───── Supplied records ─────

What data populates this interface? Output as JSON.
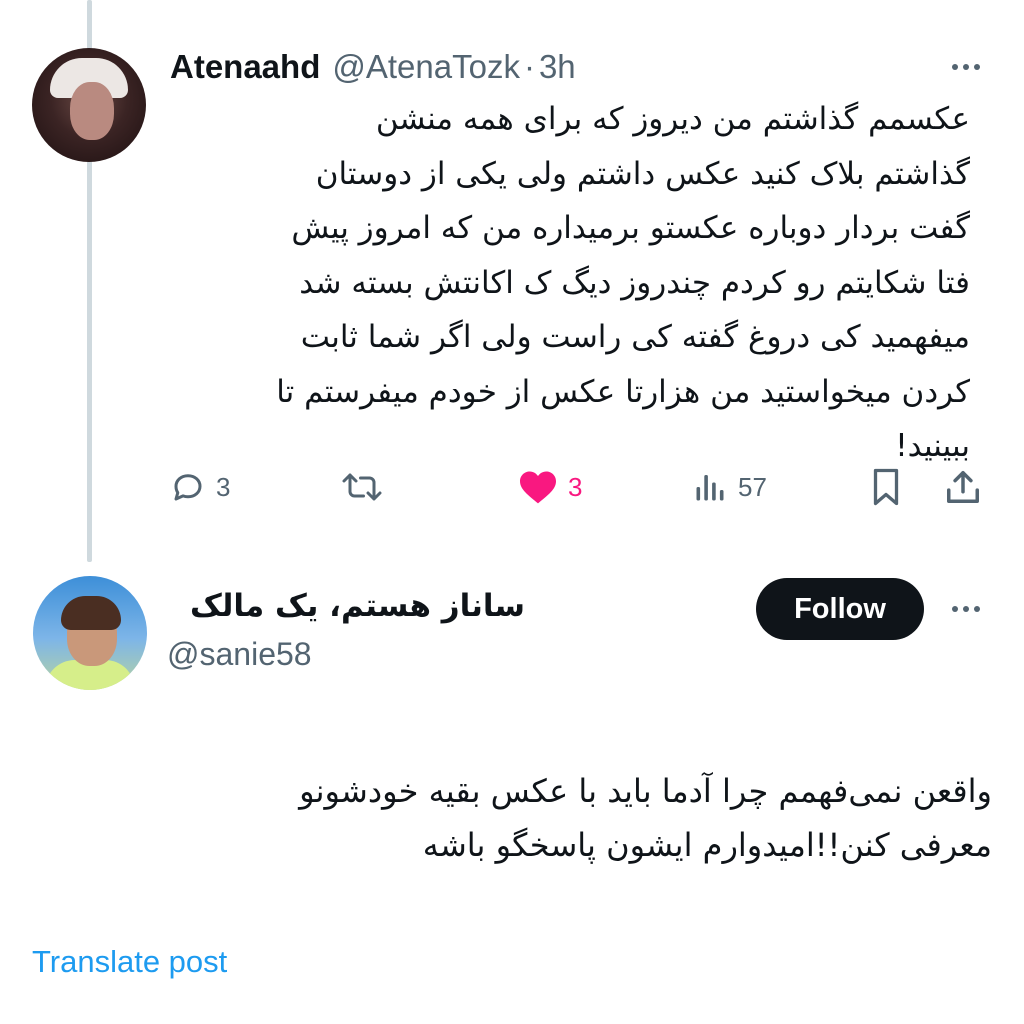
{
  "tweet1": {
    "display_name": "Atenaahd",
    "handle": "@AtenaTozk",
    "separator": "·",
    "time": "3h",
    "text_lines": [
      "عکسمم گذاشتم من دیروز که برای همه منشن",
      "گذاشتم بلاک کنید عکس داشتم ولی یکی از دوستان",
      "گفت بردار دوباره عکستو برمیداره من که امروز پیش",
      "فتا شکایتم رو کردم چندروز دیگ ک اکانتش بسته شد",
      "میفهمید کی دروغ گفته کی راست ولی اگر شما ثابت",
      "کردن میخواستید من هزارتا عکس از خودم میفرستم تا",
      "ببینید!"
    ],
    "actions": {
      "reply_count": "3",
      "repost_count": "",
      "like_count": "3",
      "views_count": "57"
    },
    "icons": {
      "reply": "reply-icon",
      "repost": "repost-icon",
      "like": "heart-icon",
      "views": "views-icon",
      "bookmark": "bookmark-icon",
      "share": "share-icon",
      "more": "more-icon"
    }
  },
  "tweet2": {
    "display_name": "ساناز هستم، یک مالک",
    "handle": "@sanie58",
    "follow_label": "Follow",
    "text_lines": [
      "واقعن نمی‌فهمم چرا آدما باید با عکس بقیه خودشونو",
      "معرفی کنن!!امیدوارم ایشون پاسخگو باشه"
    ],
    "translate_label": "Translate post"
  },
  "colors": {
    "text": "#0f1419",
    "secondary": "#536471",
    "like": "#f91880",
    "link": "#1d9bf0",
    "thread_line": "#cfd9de",
    "follow_bg": "#0f1419"
  }
}
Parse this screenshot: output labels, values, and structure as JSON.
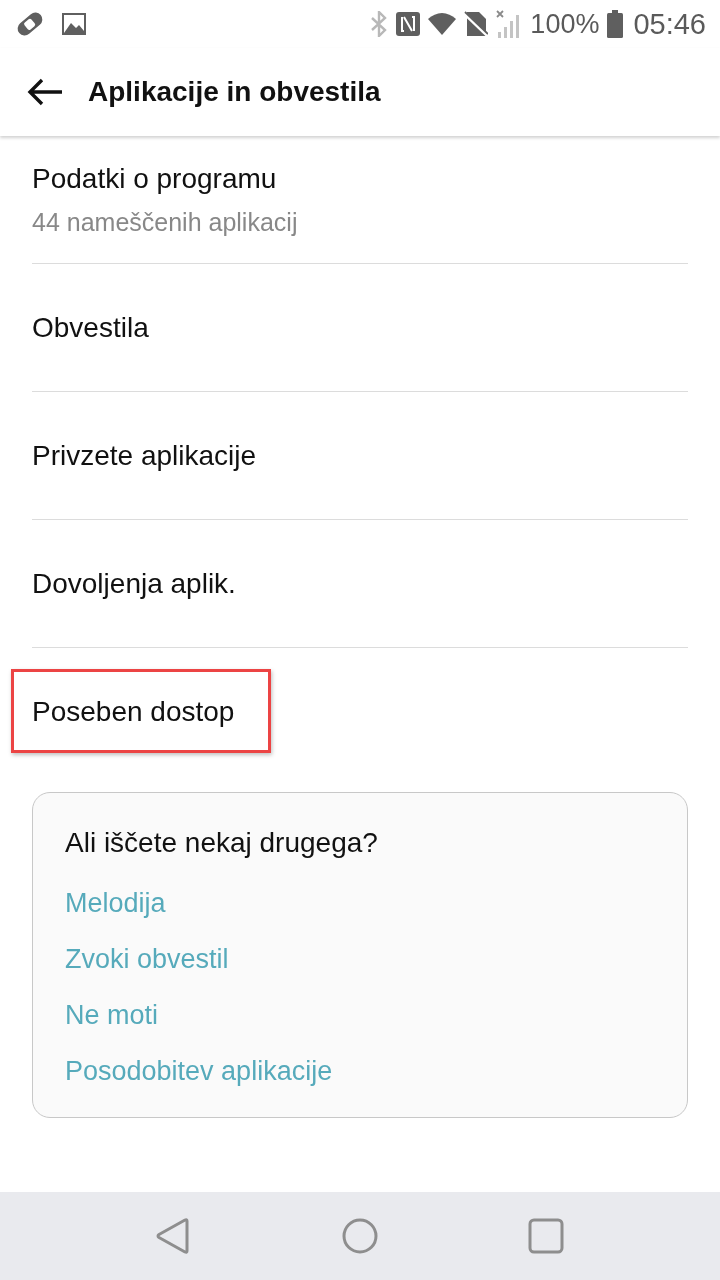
{
  "status_bar": {
    "battery_text": "100%",
    "time": "05:46"
  },
  "app_bar": {
    "title": "Aplikacije in obvestila"
  },
  "items": [
    {
      "title": "Podatki o programu",
      "subtitle": "44 nameščenih aplikacij",
      "highlighted": false
    },
    {
      "title": "Obvestila",
      "highlighted": false
    },
    {
      "title": "Privzete aplikacije",
      "highlighted": false
    },
    {
      "title": "Dovoljenja aplik.",
      "highlighted": false
    },
    {
      "title": "Poseben dostop",
      "highlighted": true
    }
  ],
  "suggestions": {
    "heading": "Ali iščete nekaj drugega?",
    "links": [
      "Melodija",
      "Zvoki obvestil",
      "Ne moti",
      "Posodobitev aplikacije"
    ]
  }
}
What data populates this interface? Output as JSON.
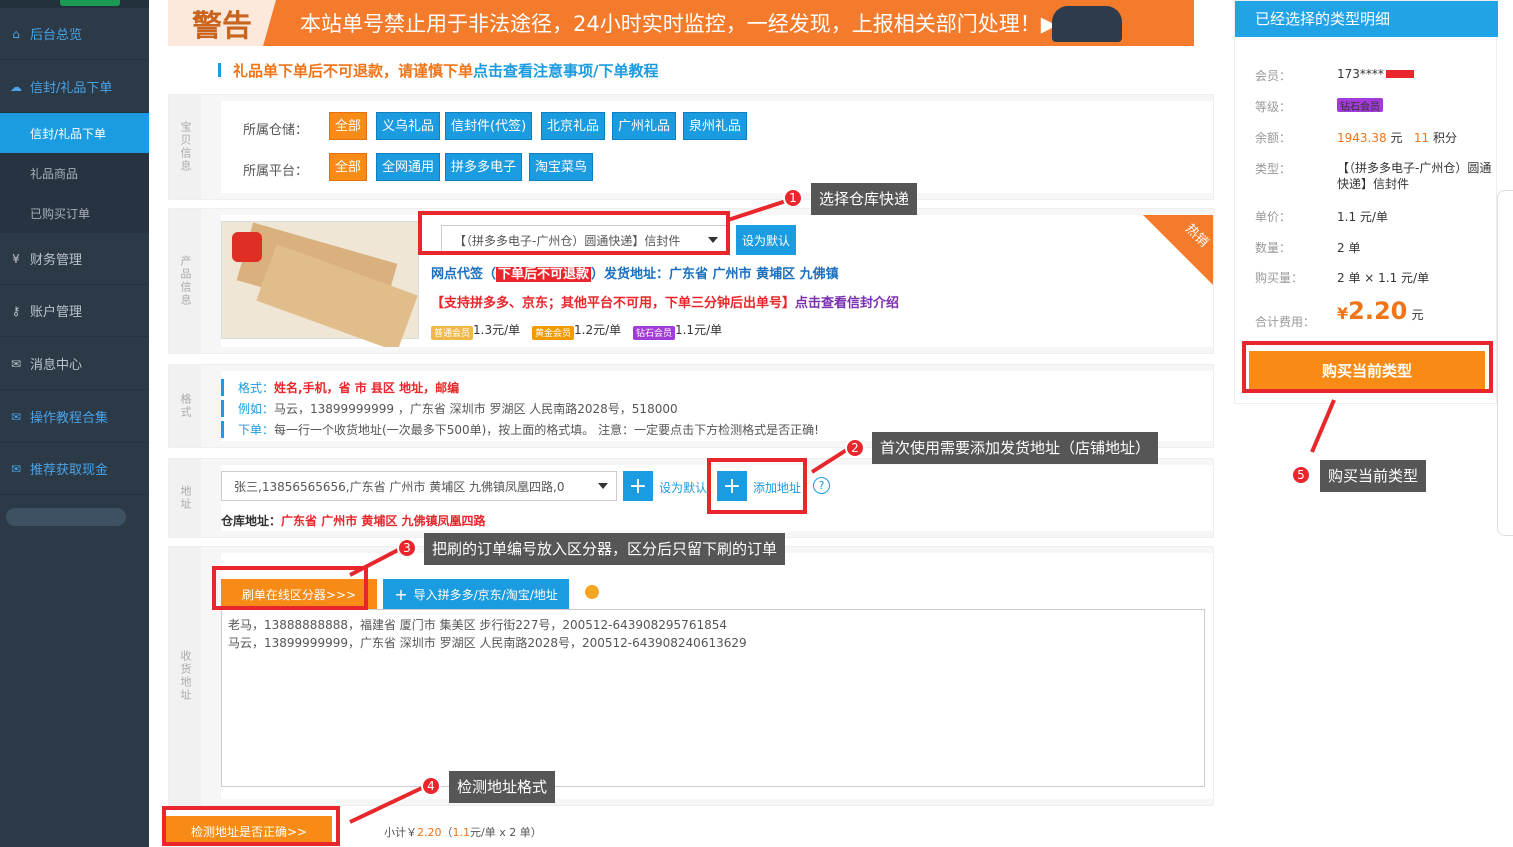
{
  "sidebar": {
    "items": [
      {
        "label": "后台总览",
        "icon": "home-icon"
      },
      {
        "label": "信封/礼品下单",
        "icon": "cloud-icon"
      },
      {
        "label": "财务管理",
        "icon": "yen-icon"
      },
      {
        "label": "账户管理",
        "icon": "key-icon"
      },
      {
        "label": "消息中心",
        "icon": "mail-icon"
      },
      {
        "label": "操作教程合集",
        "icon": "mail-icon"
      },
      {
        "label": "推荐获取现金",
        "icon": "mail-icon"
      }
    ],
    "subitems": [
      "信封/礼品下单",
      "礼品商品",
      "已购买订单"
    ]
  },
  "banner": {
    "logo": "警告",
    "text": "本站单号禁止用于非法途径，24小时实时监控，一经发现，上报相关部门处理！▶"
  },
  "notice": {
    "text": "礼品单下单后不可退款，请谨慎下单",
    "link": "点击查看注意事项/下单教程"
  },
  "shop": {
    "vlabel": "宝贝信息",
    "warehouse_label": "所属仓储：",
    "warehouses": [
      "全部",
      "义乌礼品",
      "信封件(代签)",
      "北京礼品",
      "广州礼品",
      "泉州礼品"
    ],
    "platform_label": "所属平台：",
    "platforms": [
      "全部",
      "全网通用",
      "拼多多电子",
      "淘宝菜鸟"
    ]
  },
  "product": {
    "vlabel": "产品信息",
    "select_value": "【（拼多多电子-广州仓）圆通快递】信封件",
    "default_btn": "设为默认",
    "hot": "热销",
    "line1_a": "网点代签（",
    "line1_red": "下单后不可退款",
    "line1_b": "）发货地址：广东省 广州市 黄埔区 九佛镇",
    "line2": "【支持拼多多、京东；其他平台不可用，下单三分钟后出单号】",
    "line2_link": "点击查看信封介绍",
    "prices": [
      {
        "badge": "普通会员",
        "price": "1.3元/单"
      },
      {
        "badge": "黄金会员",
        "price": "1.2元/单"
      },
      {
        "badge": "钻石会员",
        "price": "1.1元/单"
      }
    ]
  },
  "format": {
    "vlabel": "格式",
    "rows": [
      {
        "k": "格式：",
        "v": "姓名,手机，省 市 县区 地址，邮编"
      },
      {
        "k": "例如：",
        "v": "马云，13899999999 ，广东省 深圳市 罗湖区 人民南路2028号，518000"
      },
      {
        "k": "下单：",
        "v": "每一行一个收货地址(一次最多下500单)，按上面的格式填。 注意：一定要点击下方检测格式是否正确!"
      }
    ]
  },
  "address": {
    "vlabel": "地址",
    "select_value": "张三,13856565656,广东省 广州市 黄埔区 九佛镇凤凰四路,0",
    "default_btn": "设为默认",
    "add_btn": "添加地址",
    "warehouse_label": "仓库地址：",
    "warehouse_value": "广东省 广州市 黄埔区 九佛镇凤凰四路"
  },
  "receiver": {
    "vlabel": "收货地址",
    "splitter_btn": "刷单在线区分器>>>",
    "import_btn": "导入拼多多/京东/淘宝/地址",
    "lines": [
      "老马，13888888888，福建省 厦门市 集美区 步行街227号，200512-643908295761854",
      "马云，13899999999，广东省 深圳市 罗湖区 人民南路2028号，200512-643908240613629"
    ],
    "check_btn": "检测地址是否正确>>",
    "subtotal_prefix": "小计￥",
    "subtotal": "2.20",
    "subtotal_open": "（",
    "subtotal_unit": "1.1",
    "subtotal_rest": "元/单 x 2 单）"
  },
  "callouts": [
    {
      "n": "1",
      "text": "选择仓库快递"
    },
    {
      "n": "2",
      "text": "首次使用需要添加发货地址（店铺地址）"
    },
    {
      "n": "3",
      "text": "把刷的订单编号放入区分器，区分后只留下刷的订单"
    },
    {
      "n": "4",
      "text": "检测地址格式"
    },
    {
      "n": "5",
      "text": "购买当前类型"
    }
  ],
  "summary": {
    "title": "已经选择的类型明细",
    "member_k": "会员：",
    "member_v": "173****",
    "level_k": "等级：",
    "level_v": "钻石会员",
    "balance_k": "余额：",
    "balance_v": "1943.38",
    "balance_unit": "元",
    "points": "11",
    "points_unit": "积分",
    "type_k": "类型：",
    "type_v": "【（拼多多电子-广州仓）圆通快递】信封件",
    "unit_k": "单价：",
    "unit_v": "1.1 元/单",
    "qty_k": "数量：",
    "qty_v": "2 单",
    "buy_k": "购买量：",
    "buy_v": "2 单 × 1.1 元/单",
    "total_k": "合计费用：",
    "total_currency": "¥",
    "total_v": "2.20",
    "total_unit": "元",
    "buy_btn": "购买当前类型"
  },
  "colors": {
    "accent": "#1b9be0",
    "orange": "#f88b15",
    "red": "#e8262b",
    "sidebar": "#2c3947"
  }
}
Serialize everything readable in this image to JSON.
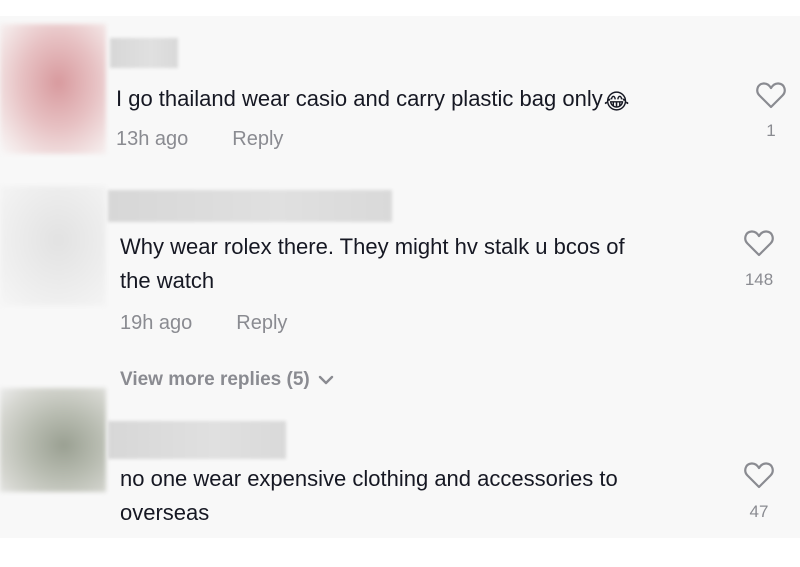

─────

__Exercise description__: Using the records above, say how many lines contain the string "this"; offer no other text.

__Solution__: 4